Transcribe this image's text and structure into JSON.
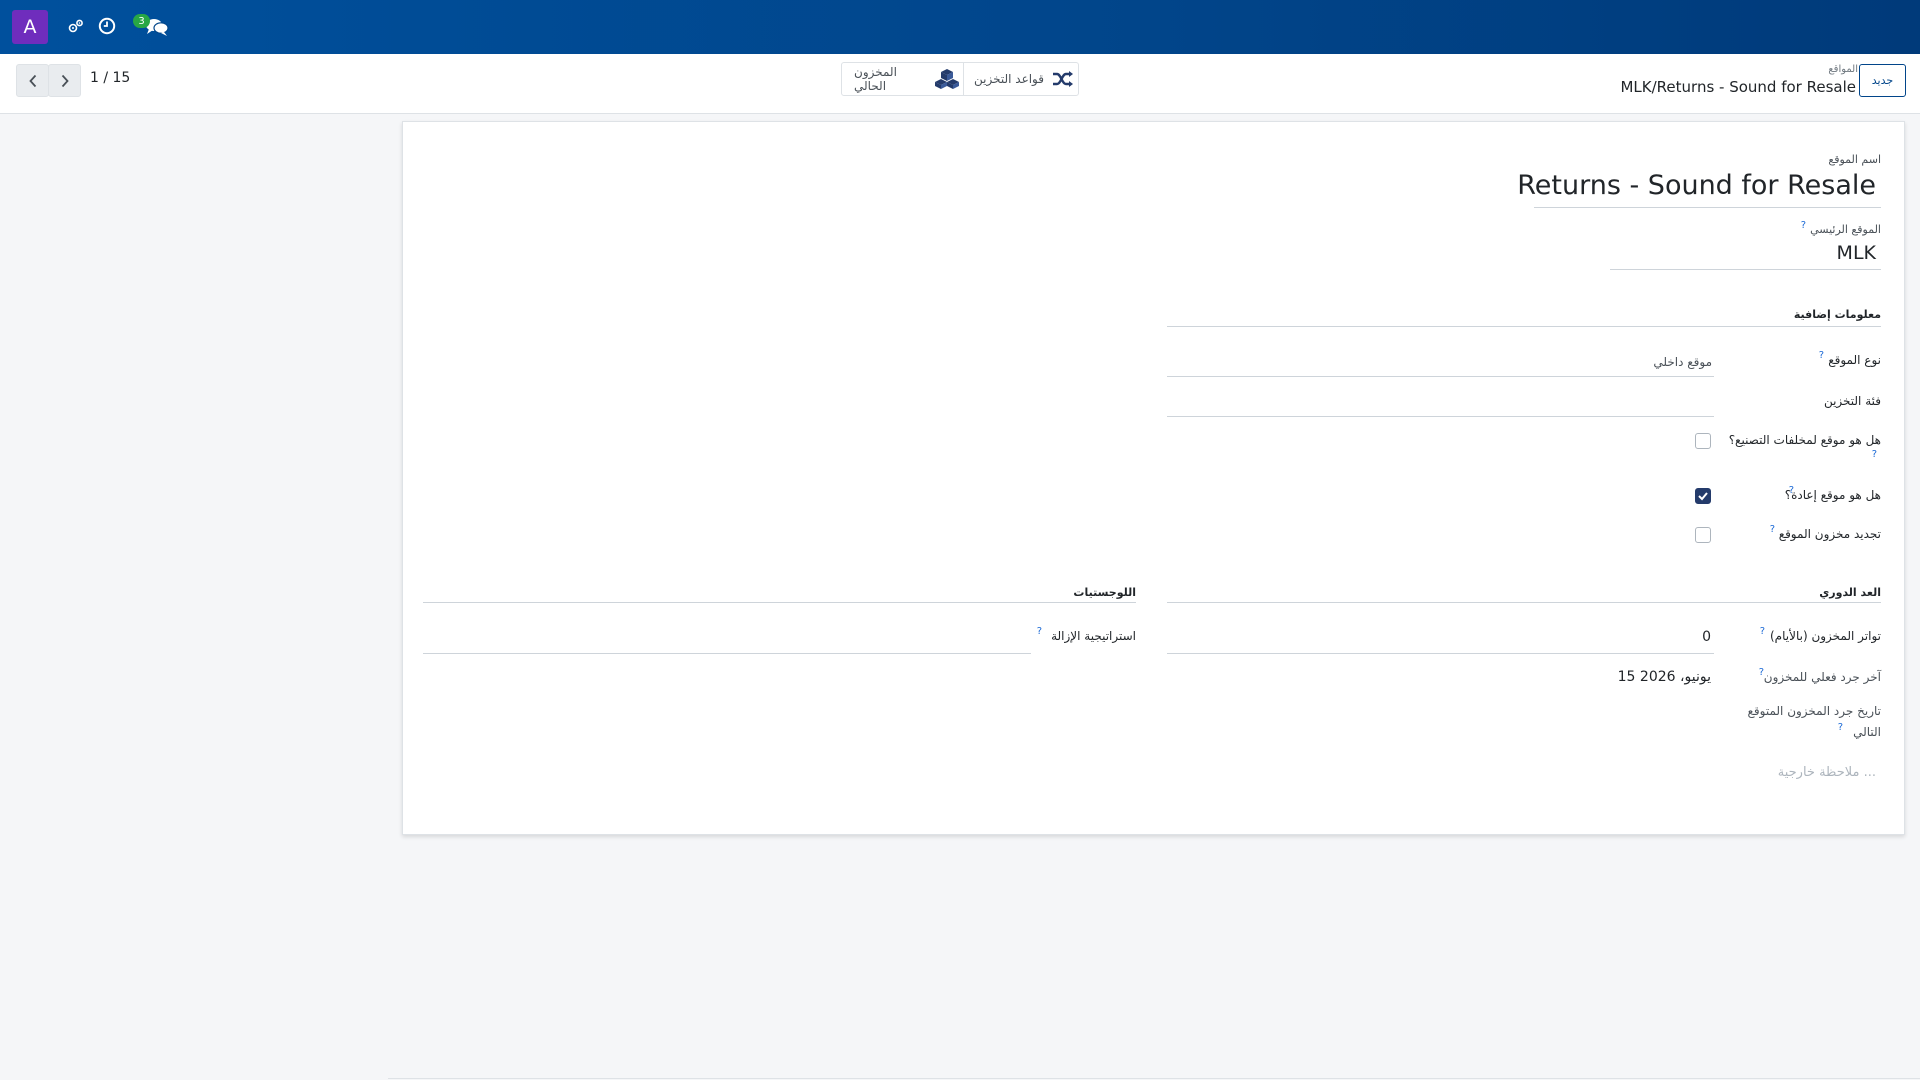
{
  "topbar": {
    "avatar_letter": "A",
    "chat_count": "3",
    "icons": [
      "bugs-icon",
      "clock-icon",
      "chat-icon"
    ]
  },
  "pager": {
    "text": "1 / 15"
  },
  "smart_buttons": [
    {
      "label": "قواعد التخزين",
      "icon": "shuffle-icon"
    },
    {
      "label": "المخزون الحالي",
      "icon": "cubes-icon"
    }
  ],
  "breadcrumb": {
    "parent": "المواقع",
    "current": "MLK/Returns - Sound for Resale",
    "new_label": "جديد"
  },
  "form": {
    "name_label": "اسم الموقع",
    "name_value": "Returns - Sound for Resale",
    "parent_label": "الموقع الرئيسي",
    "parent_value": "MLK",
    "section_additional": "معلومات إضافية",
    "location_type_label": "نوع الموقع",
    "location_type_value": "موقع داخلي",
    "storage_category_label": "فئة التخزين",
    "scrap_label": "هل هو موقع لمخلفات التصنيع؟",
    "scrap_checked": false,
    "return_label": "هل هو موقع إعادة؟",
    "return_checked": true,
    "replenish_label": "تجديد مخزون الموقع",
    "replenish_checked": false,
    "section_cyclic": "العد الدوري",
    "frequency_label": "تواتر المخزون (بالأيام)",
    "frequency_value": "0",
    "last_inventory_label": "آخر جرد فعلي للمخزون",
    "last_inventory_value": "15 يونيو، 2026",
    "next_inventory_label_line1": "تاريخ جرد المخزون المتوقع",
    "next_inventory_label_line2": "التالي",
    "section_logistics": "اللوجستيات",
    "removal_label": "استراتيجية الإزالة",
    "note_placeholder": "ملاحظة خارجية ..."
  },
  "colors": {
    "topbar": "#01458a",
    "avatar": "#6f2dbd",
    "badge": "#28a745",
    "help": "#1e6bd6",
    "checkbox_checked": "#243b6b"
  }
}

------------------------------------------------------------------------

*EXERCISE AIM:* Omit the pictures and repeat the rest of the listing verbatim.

*EXERCISE SOLUTION:*
Transcribe this image's text and structure into JSON.
{
  "topbar": {
    "avatar_letter": "A",
    "chat_count": "3",
    "icons": [
      "bugs-icon",
      "clock-icon",
      "chat-icon"
    ]
  },
  "pager": {
    "text": "1 / 15"
  },
  "smart_buttons": [
    {
      "label": "قواعد التخزين",
      "icon": "shuffle-icon"
    },
    {
      "label": "المخزون الحالي",
      "icon": "cubes-icon"
    }
  ],
  "breadcrumb": {
    "parent": "المواقع",
    "current": "MLK/Returns - Sound for Resale",
    "new_label": "جديد"
  },
  "form": {
    "name_label": "اسم الموقع",
    "name_value": "Returns - Sound for Resale",
    "parent_label": "الموقع الرئيسي",
    "parent_value": "MLK",
    "section_additional": "معلومات إضافية",
    "location_type_label": "نوع الموقع",
    "location_type_value": "موقع داخلي",
    "storage_category_label": "فئة التخزين",
    "scrap_label": "هل هو موقع لمخلفات التصنيع؟",
    "scrap_checked": false,
    "return_label": "هل هو موقع إعادة؟",
    "return_checked": true,
    "replenish_label": "تجديد مخزون الموقع",
    "replenish_checked": false,
    "section_cyclic": "العد الدوري",
    "frequency_label": "تواتر المخزون (بالأيام)",
    "frequency_value": "0",
    "last_inventory_label": "آخر جرد فعلي للمخزون",
    "last_inventory_value": "15 يونيو، 2026",
    "next_inventory_label_line1": "تاريخ جرد المخزون المتوقع",
    "next_inventory_label_line2": "التالي",
    "section_logistics": "اللوجستيات",
    "removal_label": "استراتيجية الإزالة",
    "note_placeholder": "ملاحظة خارجية ..."
  },
  "colors": {
    "topbar": "#01458a",
    "avatar": "#6f2dbd",
    "badge": "#28a745",
    "help": "#1e6bd6",
    "checkbox_checked": "#243b6b"
  }
}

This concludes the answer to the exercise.